Properly warming-up will go a long way in helping you get the most out of each workout. However, a good warm-up may still not be enough to prevent injury, no matter what workout you’re doing.
Use Padded Fitness Mat
The biggest issue people run into are their wrists and hands hurting from the impact of doing push-ups and burpees. There is no avoiding the impact which is why it’s recommend you add a mat to your workout. You could do a towel, but it may not provide enough padding at first.
A ½ inch workout mat will provide enough padding for your wrists without losing the hard-floor support needed to stimulate your muscle fibers. A yoga mat, in our opinion is too thin and if you do have one, fold it in half to get additional padding.
Adjusting your hands during pushups to avoid pain can lead to bad form and could lead to shoulder injuries. If you decide to go without a mat, consider getting fitness gloves instead or in addition to. Shoulder injuries can really derail your training for week even months! The best way to ensure your shoulders stay healthy, aside from the fitness mat, is adding a movement practice to your weekly routine.
Use Workout Gloves
Any workout gloves would be fine, as long as they allow you to grip firmly and give you a small amount of padding. Gloves will come in handy especially when you start doing pullups. They are standard equipment for anyone who is going to be pounding their hands doing Freeletics.
We have setup a Freeletics starter kit for anyone interested in a quick list of products for starting your training.
Include a Movement Practice Routine
We hear ya… “A what?”
Importance of a Movement Practice
The gurus have spoken – including a movement practice into any workout routine is vital to overall join and ligament health. The goal of a movement practice is to stretch and move your shoulders, legs, torso, etc… within it’s natural movements to increase range of motion without hurting the tissue.
Movement practice is a fancy word for low-impact resistance training that allows you to move using its natural rotation abilities. Think yoga, Pilates, or simple kettle bell swings. These types of practices are low-impact and help increase range of motion, especially for the shoulders and glutes – injuries here can knock you out for weeks.
There are too many beginners out there getting injured their first or second week. Usually a shoulder strain, a pulled chest, or even a hamstring pull.

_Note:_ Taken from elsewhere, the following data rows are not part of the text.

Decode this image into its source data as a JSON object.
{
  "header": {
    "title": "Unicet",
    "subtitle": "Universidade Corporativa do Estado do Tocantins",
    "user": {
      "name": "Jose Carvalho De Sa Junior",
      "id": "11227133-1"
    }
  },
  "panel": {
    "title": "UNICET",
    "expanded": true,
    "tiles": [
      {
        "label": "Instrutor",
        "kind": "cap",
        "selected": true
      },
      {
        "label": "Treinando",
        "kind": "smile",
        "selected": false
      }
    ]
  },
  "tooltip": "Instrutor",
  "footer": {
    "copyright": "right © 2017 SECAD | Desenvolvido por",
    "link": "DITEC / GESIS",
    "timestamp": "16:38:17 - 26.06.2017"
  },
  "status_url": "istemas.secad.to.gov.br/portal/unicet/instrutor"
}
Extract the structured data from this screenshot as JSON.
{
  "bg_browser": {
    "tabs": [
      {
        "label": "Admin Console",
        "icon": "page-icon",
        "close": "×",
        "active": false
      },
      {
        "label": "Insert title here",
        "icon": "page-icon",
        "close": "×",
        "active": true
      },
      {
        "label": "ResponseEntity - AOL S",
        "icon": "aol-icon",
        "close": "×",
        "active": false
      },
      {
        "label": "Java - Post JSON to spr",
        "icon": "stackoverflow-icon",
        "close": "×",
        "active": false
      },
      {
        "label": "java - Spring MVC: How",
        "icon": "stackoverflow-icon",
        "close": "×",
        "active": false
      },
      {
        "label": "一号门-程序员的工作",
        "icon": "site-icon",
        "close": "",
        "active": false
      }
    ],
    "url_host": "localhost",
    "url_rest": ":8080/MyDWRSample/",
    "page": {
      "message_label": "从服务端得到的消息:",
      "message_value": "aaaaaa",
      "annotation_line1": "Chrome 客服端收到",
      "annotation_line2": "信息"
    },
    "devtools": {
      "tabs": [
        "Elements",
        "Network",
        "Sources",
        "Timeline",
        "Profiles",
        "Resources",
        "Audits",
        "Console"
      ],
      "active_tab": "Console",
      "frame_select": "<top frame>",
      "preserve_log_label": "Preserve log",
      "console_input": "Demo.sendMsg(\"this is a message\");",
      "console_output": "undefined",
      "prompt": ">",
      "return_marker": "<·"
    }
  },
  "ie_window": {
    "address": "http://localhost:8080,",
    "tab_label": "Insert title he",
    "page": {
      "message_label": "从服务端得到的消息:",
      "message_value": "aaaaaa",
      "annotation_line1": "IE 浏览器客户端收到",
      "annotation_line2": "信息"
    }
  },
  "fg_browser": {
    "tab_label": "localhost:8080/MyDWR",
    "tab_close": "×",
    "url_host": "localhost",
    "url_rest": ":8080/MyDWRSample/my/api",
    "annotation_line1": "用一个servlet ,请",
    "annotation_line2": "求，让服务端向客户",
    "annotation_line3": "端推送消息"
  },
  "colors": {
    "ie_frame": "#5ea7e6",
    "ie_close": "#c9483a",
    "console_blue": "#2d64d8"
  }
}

Even though you warmed-up, you may be exceeding your natural range of motion during the workout and it can cause a serious issue.
Simple 15 Minute Yoga Session you can do before bed to help prepare you for next days workout:
Hips and Hamstrings:
Training like an athlete will put high demands on your hips and hamstrings. Your power and results depend on these parts of the body being ready for each workout. A 15 minute yoga session on your days off that help relieve the pressure will significantly improve your Freeletics performance.
You will want to move your shoulders while lightly applying pressure so you strengthen the surrounding tissue. You don’t need to make it a workout, but doing short, 20 minute routines on your off-days will help tremendously. If you have not been active like this before, consider these suggestions as almost the rule. You’re going to thank us when you reach week 4!
If you work a desk-job, chances are you sit and your lower back takes on a lot of pressure. The 1st thing you may want to consider is use a standing desk, the benefits are impressive and anyone who can, should stand at work.
If you do sit, or your posture is not where it needs to be, you will over compensate for this during the workout. The problem is that subtle adjustments throughout a high intensity workout to compensate for your posture is a ticking time-bomb. Many times you will notice that after a few days of workouts, especially the ones that force your core like Aphrodite or Metis, your lower back will take a beating. Your movement practice will help reduce any problems and increase your recovery as well.
Hope this helps!!
The warm-down is included in the app. The movements are designed to open up the groin area and help bring your heart rate down. The movements include a set of 7 static stretches all focused on the lower body.
For a full, in depth look at the warm-up and warm-down, download the free version of the app and test it out yourself.